Copy every record that appears below, exactly as it stands.

EXERCISE INPUT =

*****

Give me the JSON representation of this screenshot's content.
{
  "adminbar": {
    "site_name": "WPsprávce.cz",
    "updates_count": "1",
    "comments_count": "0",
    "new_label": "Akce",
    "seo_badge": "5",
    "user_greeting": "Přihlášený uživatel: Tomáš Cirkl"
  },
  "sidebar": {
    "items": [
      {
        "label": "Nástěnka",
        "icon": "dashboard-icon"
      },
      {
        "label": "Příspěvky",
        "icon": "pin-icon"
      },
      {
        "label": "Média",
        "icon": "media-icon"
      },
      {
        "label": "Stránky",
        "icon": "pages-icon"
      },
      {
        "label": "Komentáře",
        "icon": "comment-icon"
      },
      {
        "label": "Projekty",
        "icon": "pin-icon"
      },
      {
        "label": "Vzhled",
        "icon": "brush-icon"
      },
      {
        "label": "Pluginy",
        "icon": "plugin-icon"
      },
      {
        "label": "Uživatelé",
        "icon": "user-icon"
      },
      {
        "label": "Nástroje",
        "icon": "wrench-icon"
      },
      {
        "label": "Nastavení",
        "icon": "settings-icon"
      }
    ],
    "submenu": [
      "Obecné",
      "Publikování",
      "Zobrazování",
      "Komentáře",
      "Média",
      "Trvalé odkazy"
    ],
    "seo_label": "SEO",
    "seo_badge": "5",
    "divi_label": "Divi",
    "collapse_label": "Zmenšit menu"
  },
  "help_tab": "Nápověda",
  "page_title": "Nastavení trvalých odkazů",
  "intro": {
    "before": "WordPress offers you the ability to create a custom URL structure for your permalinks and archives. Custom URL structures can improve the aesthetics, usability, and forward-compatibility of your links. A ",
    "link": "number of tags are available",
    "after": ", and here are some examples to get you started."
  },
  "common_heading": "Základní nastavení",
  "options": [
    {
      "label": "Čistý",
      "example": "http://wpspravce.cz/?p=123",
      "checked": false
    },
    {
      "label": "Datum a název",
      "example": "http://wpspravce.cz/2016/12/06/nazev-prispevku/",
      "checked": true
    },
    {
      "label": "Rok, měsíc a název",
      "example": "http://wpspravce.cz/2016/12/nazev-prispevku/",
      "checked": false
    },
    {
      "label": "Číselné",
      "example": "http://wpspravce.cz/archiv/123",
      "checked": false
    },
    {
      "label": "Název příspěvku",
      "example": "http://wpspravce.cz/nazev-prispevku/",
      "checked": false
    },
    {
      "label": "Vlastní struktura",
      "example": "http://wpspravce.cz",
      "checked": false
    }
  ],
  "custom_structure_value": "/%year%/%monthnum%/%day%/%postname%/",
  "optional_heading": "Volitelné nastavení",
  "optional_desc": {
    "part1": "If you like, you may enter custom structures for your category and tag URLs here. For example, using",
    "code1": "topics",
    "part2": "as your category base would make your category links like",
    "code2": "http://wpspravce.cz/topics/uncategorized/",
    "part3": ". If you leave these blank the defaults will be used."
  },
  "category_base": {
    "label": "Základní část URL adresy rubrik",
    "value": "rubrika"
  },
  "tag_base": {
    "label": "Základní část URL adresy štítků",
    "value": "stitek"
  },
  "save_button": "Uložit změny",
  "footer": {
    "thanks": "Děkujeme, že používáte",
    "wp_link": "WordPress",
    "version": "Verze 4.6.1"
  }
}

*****

ANSWER FOR THE TASK =
Give me the JSON representation of this screenshot's content.
{
  "adminbar": {
    "site_name": "WPsprávce.cz",
    "updates_count": "1",
    "comments_count": "0",
    "new_label": "Akce",
    "seo_badge": "5",
    "user_greeting": "Přihlášený uživatel: Tomáš Cirkl"
  },
  "sidebar": {
    "items": [
      {
        "label": "Nástěnka",
        "icon": "dashboard-icon"
      },
      {
        "label": "Příspěvky",
        "icon": "pin-icon"
      },
      {
        "label": "Média",
        "icon": "media-icon"
      },
      {
        "label": "Stránky",
        "icon": "pages-icon"
      },
      {
        "label": "Komentáře",
        "icon": "comment-icon"
      },
      {
        "label": "Projekty",
        "icon": "pin-icon"
      },
      {
        "label": "Vzhled",
        "icon": "brush-icon"
      },
      {
        "label": "Pluginy",
        "icon": "plugin-icon"
      },
      {
        "label": "Uživatelé",
        "icon": "user-icon"
      },
      {
        "label": "Nástroje",
        "icon": "wrench-icon"
      },
      {
        "label": "Nastavení",
        "icon": "settings-icon"
      }
    ],
    "submenu": [
      "Obecné",
      "Publikování",
      "Zobrazování",
      "Komentáře",
      "Média",
      "Trvalé odkazy"
    ],
    "seo_label": "SEO",
    "seo_badge": "5",
    "divi_label": "Divi",
    "collapse_label": "Zmenšit menu"
  },
  "help_tab": "Nápověda",
  "page_title": "Nastavení trvalých odkazů",
  "intro": {
    "before": "WordPress offers you the ability to create a custom URL structure for your permalinks and archives. Custom URL structures can improve the aesthetics, usability, and forward-compatibility of your links. A ",
    "link": "number of tags are available",
    "after": ", and here are some examples to get you started."
  },
  "common_heading": "Základní nastavení",
  "options": [
    {
      "label": "Čistý",
      "example": "http://wpspravce.cz/?p=123",
      "checked": false
    },
    {
      "label": "Datum a název",
      "example": "http://wpspravce.cz/2016/12/06/nazev-prispevku/",
      "checked": true
    },
    {
      "label": "Rok, měsíc a název",
      "example": "http://wpspravce.cz/2016/12/nazev-prispevku/",
      "checked": false
    },
    {
      "label": "Číselné",
      "example": "http://wpspravce.cz/archiv/123",
      "checked": false
    },
    {
      "label": "Název příspěvku",
      "example": "http://wpspravce.cz/nazev-prispevku/",
      "checked": false
    },
    {
      "label": "Vlastní struktura",
      "example": "http://wpspravce.cz",
      "checked": false
    }
  ],
  "custom_structure_value": "/%year%/%monthnum%/%day%/%postname%/",
  "optional_heading": "Volitelné nastavení",
  "optional_desc": {
    "part1": "If you like, you may enter custom structures for your category and tag URLs here. For example, using",
    "code1": "topics",
    "part2": "as your category base would make your category links like",
    "code2": "http://wpspravce.cz/topics/uncategorized/",
    "part3": ". If you leave these blank the defaults will be used."
  },
  "category_base": {
    "label": "Základní část URL adresy rubrik",
    "value": "rubrika"
  },
  "tag_base": {
    "label": "Základní část URL adresy štítků",
    "value": "stitek"
  },
  "save_button": "Uložit změny",
  "footer": {
    "thanks": "Děkujeme, že používáte",
    "wp_link": "WordPress",
    "version": "Verze 4.6.1"
  }
}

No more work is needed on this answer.